“The bottom line is that the volunteers are doing the majority of the field work,” Sloan said. “I support them, coordinate schedules and help train them of what to look for and record. I also have to report the numbers to the state. The volunteers are such an important (asset) for the sea turtle program.”
Sloan is the face of the SCCF for the public as far as sea turtle conservation is concerned. She takes many phone calls from the public about questions which arise about sea turtles.
“People are very curious about the sea turtles here and I want to help raise as much awareness as possible,” Sloan said. “We also have new educational signs posted near sea turtle nests explaining everything about sea turtles and their nesting (practices) and what not to do when you come upon a nest. But all that awareness helps the other critters on the beach, as well.”
Working a job which is your passion creates many memories. Sloan’s best experience as the SCCF sea turtle coordinator came last summer when she was walking the beaches recording nesting numbers.
“We were watching an adult loggerhead sea turtle walking up the beach to lay her eggs in her nest from a safe distance away, when another nest about 10 feet away from her just erupted like a volcano with hatchlings,” Sloan said. “The hatchlings just came boiling out of the nest. To see a nest hatch the same time another adult female is looking to lay her eggs, is such a rare moment.”
So rare, in the nearly three years and countless hours Sloan has been on the dark beaches at night, she has seen around only five to 10 nests actually hatch.
“You need perfect timing, it’s once-in-a-lifetime experience,” Sloan added.
During the busy tourist season, challenges arise to bringing as much conservation awareness to the people who are not familiar with the laws and practices of Florida wildlife. SCCF, along with the City of Sanibel distribute much educational literature to tourists when they are visiting the islands, such as “After Nine, It’s Turtle Time!”

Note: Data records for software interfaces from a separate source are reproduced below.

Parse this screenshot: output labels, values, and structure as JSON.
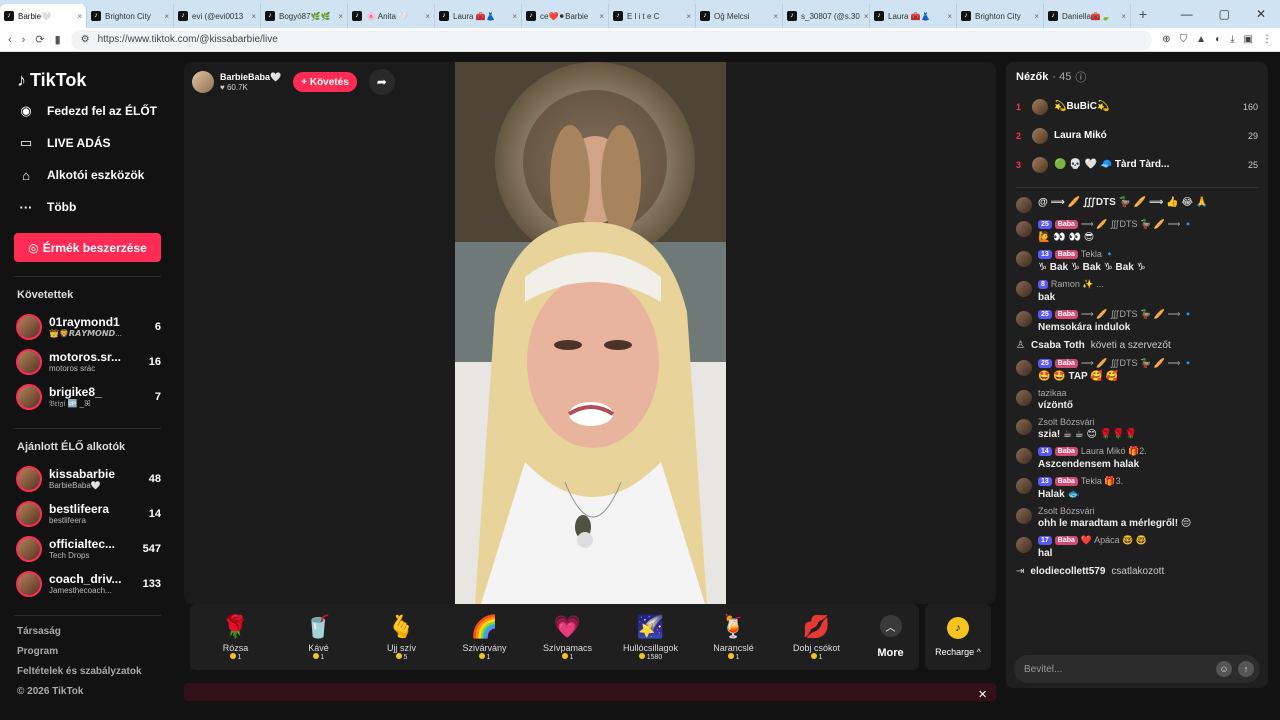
{
  "browser": {
    "tabs": [
      {
        "title": "Barbie🤍",
        "active": true
      },
      {
        "title": "Brighton City"
      },
      {
        "title": "evi (@evi0013"
      },
      {
        "title": "Bogyó87🌿🌿"
      },
      {
        "title": "🌸 Anita 🤍"
      },
      {
        "title": "Laura 🧰👗"
      },
      {
        "title": "ce❤️⚫Barbie"
      },
      {
        "title": "E l i t e C"
      },
      {
        "title": "Oğ Melcsi"
      },
      {
        "title": "s_30807 (@s.30"
      },
      {
        "title": "Laura 🧰👗"
      },
      {
        "title": "Brighton City"
      },
      {
        "title": "Daniella🧰🍃"
      }
    ],
    "new_tab": "+",
    "url": "https://www.tiktok.com/@kissabarbie/live"
  },
  "sidebar": {
    "logo": "TikTok",
    "nav": [
      {
        "label": "Fedezd fel az ÉLŐT",
        "icon": "live-explore-icon"
      },
      {
        "label": "LIVE ADÁS",
        "icon": "camera-icon"
      },
      {
        "label": "Alkotói eszközök",
        "icon": "creator-tools-icon"
      },
      {
        "label": "Több",
        "icon": "more-dots-icon"
      }
    ],
    "coins_button": "Érmék beszerzése",
    "followed_title": "Követettek",
    "followed": [
      {
        "name": "01raymond1",
        "sub": "👑🦁𝙍𝘼𝙔𝙈𝙊𝙉𝘿...",
        "count": "6"
      },
      {
        "name": "motoros.sr...",
        "sub": "motoros srác",
        "count": "16"
      },
      {
        "name": "brigike8_",
        "sub": "𝔅𝔯𝔦𝔤𝔦 🆙 _ꕤ",
        "count": "7"
      }
    ],
    "suggested_title": "Ajánlott ÉLŐ alkotók",
    "suggested": [
      {
        "name": "kissabarbie",
        "sub": "BarbieBaba🤍",
        "count": "48"
      },
      {
        "name": "bestlifeera",
        "sub": "bestlifeera",
        "count": "14"
      },
      {
        "name": "officialtec...",
        "sub": "Tech Drops",
        "count": "547"
      },
      {
        "name": "coach_driv...",
        "sub": "Jamesthecoach...",
        "count": "133"
      }
    ],
    "footer": [
      "Társaság",
      "Program",
      "Feltételek és szabályzatok",
      "© 2026 TikTok"
    ]
  },
  "host": {
    "name": "BarbieBaba🤍",
    "likes": "60.7K",
    "follow_label": "+ Követés"
  },
  "gifts": [
    {
      "icon": "🌹",
      "name": "Rózsa",
      "price": "1"
    },
    {
      "icon": "🥤",
      "name": "Kávé",
      "price": "1"
    },
    {
      "icon": "🫰",
      "name": "Ujj szív",
      "price": "5"
    },
    {
      "icon": "🌈",
      "name": "Szivárvány",
      "price": "1"
    },
    {
      "icon": "💗",
      "name": "Szívpamacs",
      "price": "1"
    },
    {
      "icon": "🌠",
      "name": "Hullócsillagok",
      "price": "1580"
    },
    {
      "icon": "🍹",
      "name": "Narancslé",
      "price": "1"
    },
    {
      "icon": "💋",
      "name": "Dobj csókot",
      "price": "1"
    }
  ],
  "more_label": "More",
  "recharge_label": "Recharge ^",
  "chat": {
    "viewers_title": "Nézők",
    "viewers_count": "· 45",
    "top_viewers": [
      {
        "rank": "1",
        "name": "💫BuBiC💫",
        "score": "160"
      },
      {
        "rank": "2",
        "name": "Laura Mikó",
        "score": "29"
      },
      {
        "rank": "3",
        "name": "🟢 💀 🤍 🧢 Tàrd Tàrd...",
        "score": "25"
      }
    ],
    "messages": [
      {
        "level": "",
        "fan": "",
        "name": "",
        "text": "@ ⟹ 🥖 ∭DTS 🦆 🥖 ⟹ 👍 😂 🙏"
      },
      {
        "level": "25",
        "fan": "Baba",
        "name": "⟹ 🥖 ∭DTS 🦆 🥖 ⟹ 🔹",
        "text": "🙋 👀 👀 😎"
      },
      {
        "level": "13",
        "fan": "Baba",
        "name": "Tekla 🔹",
        "text": "♑ Bak ♑ Bak ♑ Bak ♑"
      },
      {
        "level": "8",
        "fan": "",
        "name": "Ramon ✨ ...",
        "text": "bak"
      },
      {
        "level": "25",
        "fan": "Baba",
        "name": "⟹ 🥖 ∭DTS 🦆 🥖 ⟹ 🔹",
        "text": "Nemsokára indulok"
      },
      {
        "level": "25",
        "fan": "Baba",
        "name": "⟹ 🥖 ∭DTS 🦆 🥖 ⟹ 🔹",
        "text": "🤩 🤩 TAP 🥰 🥰"
      },
      {
        "level": "",
        "fan": "",
        "name": "tazikaa",
        "text": "vízöntő"
      },
      {
        "level": "",
        "fan": "",
        "name": "Zsolt Bózsvári",
        "text": "szia! ☕ ☕ 😊 🌹🌹🌹"
      },
      {
        "level": "14",
        "fan": "Baba",
        "name": "Laura Mikó 🎁2.",
        "text": "Aszcendensem halak"
      },
      {
        "level": "13",
        "fan": "Baba",
        "name": "Tekla 🎁3.",
        "text": "Halak 🐟"
      },
      {
        "level": "",
        "fan": "",
        "name": "Zsolt Bózsvári",
        "text": "ohh le maradtam a mérlegről! 😔"
      },
      {
        "level": "17",
        "fan": "Baba",
        "name": "❤️ Apáca 🤓 🤓",
        "text": "hal"
      }
    ],
    "system_follow": {
      "name": "Csaba Toth",
      "text": "követi a szervezőt"
    },
    "system_join": {
      "name": "elodiecollett579",
      "text": "csatlakozott"
    },
    "input_placeholder": "Bevitel..."
  }
}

“But the tourists are actively trying to learn and all the wonderful organizations on the island like CROW, the National Shell Museum, ‘Ding’ Darling Wildlife Refuge and the SCCF have a great collaboration in bringing awareness to people,” Sloan said. “That’s one of the best things working on Sanibel.”
Even though sea turtle nesting numbers are on the rise, it doesn’t mean they are not still endangered and out of the woods, so to speak.
That fact alone is the driving motivation for Sloan into putting everything into her position at the SCCF.
“It’s a rewarding experience working with all the biologists and people at the SCCF,” Sloan said. “This is a very unique and special place for wildlife conservation, because we all have that same common goal in mind. I am very passionate about wildlife conservation, while promoting and spreading awareness. Being able to work with the SCCF and on Sanibel has been a perfect place to work.”